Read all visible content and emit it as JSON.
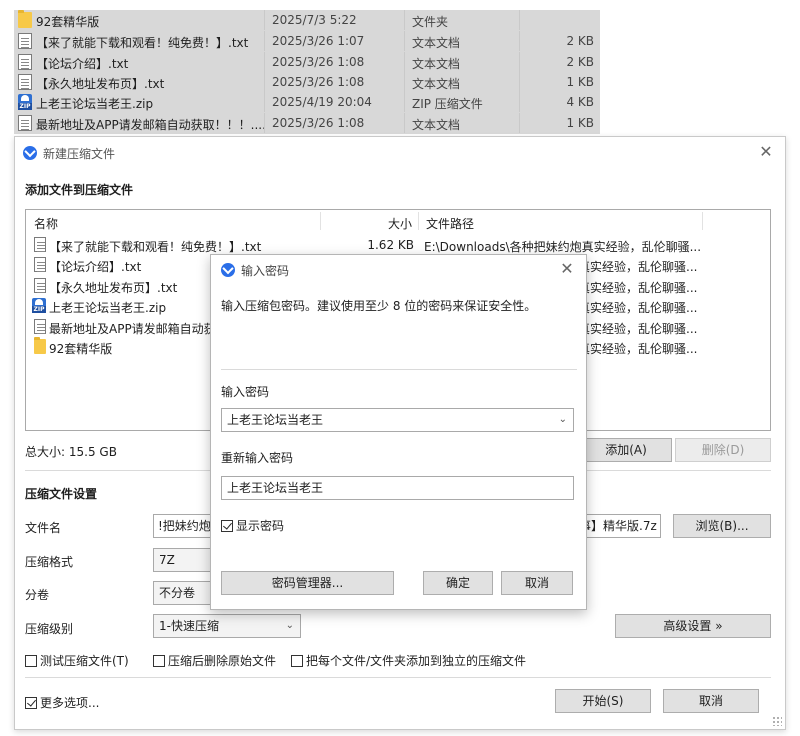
{
  "explorer": {
    "rows": [
      {
        "icon": "folder-icon",
        "name": "92套精华版",
        "date": "2025/7/3 5:22",
        "type": "文件夹",
        "size": ""
      },
      {
        "icon": "text-file-icon",
        "name": "【来了就能下载和观看！纯免费！】.txt",
        "date": "2025/3/26 1:07",
        "type": "文本文档",
        "size": "2 KB"
      },
      {
        "icon": "text-file-icon",
        "name": "【论坛介绍】.txt",
        "date": "2025/3/26 1:08",
        "type": "文本文档",
        "size": "2 KB"
      },
      {
        "icon": "text-file-icon",
        "name": "【永久地址发布页】.txt",
        "date": "2025/3/26 1:08",
        "type": "文本文档",
        "size": "1 KB"
      },
      {
        "icon": "zip-file-icon",
        "name": "上老王论坛当老王.zip",
        "date": "2025/4/19 20:04",
        "type": "ZIP 压缩文件",
        "size": "4 KB"
      },
      {
        "icon": "text-file-icon",
        "name": "最新地址及APP请发邮箱自动获取！！！....",
        "date": "2025/3/26 1:08",
        "type": "文本文档",
        "size": "1 KB"
      }
    ]
  },
  "main": {
    "title": "新建压缩文件",
    "close": "✕",
    "add_section": "添加文件到压缩文件",
    "columns": {
      "name": "名称",
      "size": "大小",
      "path": "文件路径"
    },
    "files": [
      {
        "icon": "text-file-icon",
        "name": "【来了就能下载和观看！纯免费！】.txt",
        "size": "1.62 KB",
        "path": "E:\\Downloads\\各种把妹约炮真实经验，乱伦聊骚..."
      },
      {
        "icon": "text-file-icon",
        "name": "【论坛介绍】.txt",
        "size": "",
        "path": "真实经验，乱伦聊骚..."
      },
      {
        "icon": "text-file-icon",
        "name": "【永久地址发布页】.txt",
        "size": "",
        "path": "真实经验，乱伦聊骚..."
      },
      {
        "icon": "zip-file-icon",
        "name": "上老王论坛当老王.zip",
        "size": "",
        "path": "真实经验，乱伦聊骚..."
      },
      {
        "icon": "text-file-icon",
        "name": "最新地址及APP请发邮箱自动获",
        "size": "",
        "path": "真实经验，乱伦聊骚..."
      },
      {
        "icon": "folder-icon",
        "name": "92套精华版",
        "size": "",
        "path": "真实经验，乱伦聊骚..."
      }
    ],
    "total_size": "总大小: 15.5 GB",
    "add_button": "添加(A)",
    "delete_button": "删除(D)",
    "settings_section": "压缩文件设置",
    "filename_label": "文件名",
    "filename_left": "!把妹约炮真",
    "filename_right": "事】精华版.7z",
    "browse_button": "浏览(B)...",
    "format_label": "压缩格式",
    "format_value": "7Z",
    "volume_label": "分卷",
    "volume_value": "不分卷",
    "level_label": "压缩级别",
    "level_value": "1-快速压缩",
    "advanced_button": "高级设置 »",
    "test_check": "测试压缩文件(T)",
    "delete_check": "压缩后删除原始文件",
    "separate_check": "把每个文件/文件夹添加到独立的压缩文件",
    "more_check": "更多选项...",
    "start_button": "开始(S)",
    "cancel_button": "取消"
  },
  "dialog": {
    "title": "输入密码",
    "close": "✕",
    "description": "输入压缩包密码。建议使用至少 8 位的密码来保证安全性。",
    "password_label": "输入密码",
    "password_value": "上老王论坛当老王",
    "repeat_label": "重新输入密码",
    "repeat_value": "上老王论坛当老王",
    "show_password": "显示密码",
    "manager_button": "密码管理器...",
    "ok_button": "确定",
    "cancel_button": "取消"
  }
}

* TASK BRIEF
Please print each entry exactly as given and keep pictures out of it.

* FINISHED EXERCISE
Read all visible content and emit it as JSON.
{
  "explorer": {
    "rows": [
      {
        "icon": "folder-icon",
        "name": "92套精华版",
        "date": "2025/7/3 5:22",
        "type": "文件夹",
        "size": ""
      },
      {
        "icon": "text-file-icon",
        "name": "【来了就能下载和观看！纯免费！】.txt",
        "date": "2025/3/26 1:07",
        "type": "文本文档",
        "size": "2 KB"
      },
      {
        "icon": "text-file-icon",
        "name": "【论坛介绍】.txt",
        "date": "2025/3/26 1:08",
        "type": "文本文档",
        "size": "2 KB"
      },
      {
        "icon": "text-file-icon",
        "name": "【永久地址发布页】.txt",
        "date": "2025/3/26 1:08",
        "type": "文本文档",
        "size": "1 KB"
      },
      {
        "icon": "zip-file-icon",
        "name": "上老王论坛当老王.zip",
        "date": "2025/4/19 20:04",
        "type": "ZIP 压缩文件",
        "size": "4 KB"
      },
      {
        "icon": "text-file-icon",
        "name": "最新地址及APP请发邮箱自动获取！！！....",
        "date": "2025/3/26 1:08",
        "type": "文本文档",
        "size": "1 KB"
      }
    ]
  },
  "main": {
    "title": "新建压缩文件",
    "close": "✕",
    "add_section": "添加文件到压缩文件",
    "columns": {
      "name": "名称",
      "size": "大小",
      "path": "文件路径"
    },
    "files": [
      {
        "icon": "text-file-icon",
        "name": "【来了就能下载和观看！纯免费！】.txt",
        "size": "1.62 KB",
        "path": "E:\\Downloads\\各种把妹约炮真实经验，乱伦聊骚..."
      },
      {
        "icon": "text-file-icon",
        "name": "【论坛介绍】.txt",
        "size": "",
        "path": "真实经验，乱伦聊骚..."
      },
      {
        "icon": "text-file-icon",
        "name": "【永久地址发布页】.txt",
        "size": "",
        "path": "真实经验，乱伦聊骚..."
      },
      {
        "icon": "zip-file-icon",
        "name": "上老王论坛当老王.zip",
        "size": "",
        "path": "真实经验，乱伦聊骚..."
      },
      {
        "icon": "text-file-icon",
        "name": "最新地址及APP请发邮箱自动获",
        "size": "",
        "path": "真实经验，乱伦聊骚..."
      },
      {
        "icon": "folder-icon",
        "name": "92套精华版",
        "size": "",
        "path": "真实经验，乱伦聊骚..."
      }
    ],
    "total_size": "总大小: 15.5 GB",
    "add_button": "添加(A)",
    "delete_button": "删除(D)",
    "settings_section": "压缩文件设置",
    "filename_label": "文件名",
    "filename_left": "!把妹约炮真",
    "filename_right": "事】精华版.7z",
    "browse_button": "浏览(B)...",
    "format_label": "压缩格式",
    "format_value": "7Z",
    "volume_label": "分卷",
    "volume_value": "不分卷",
    "level_label": "压缩级别",
    "level_value": "1-快速压缩",
    "advanced_button": "高级设置 »",
    "test_check": "测试压缩文件(T)",
    "delete_check": "压缩后删除原始文件",
    "separate_check": "把每个文件/文件夹添加到独立的压缩文件",
    "more_check": "更多选项...",
    "start_button": "开始(S)",
    "cancel_button": "取消"
  },
  "dialog": {
    "title": "输入密码",
    "close": "✕",
    "description": "输入压缩包密码。建议使用至少 8 位的密码来保证安全性。",
    "password_label": "输入密码",
    "password_value": "上老王论坛当老王",
    "repeat_label": "重新输入密码",
    "repeat_value": "上老王论坛当老王",
    "show_password": "显示密码",
    "manager_button": "密码管理器...",
    "ok_button": "确定",
    "cancel_button": "取消"
  }
}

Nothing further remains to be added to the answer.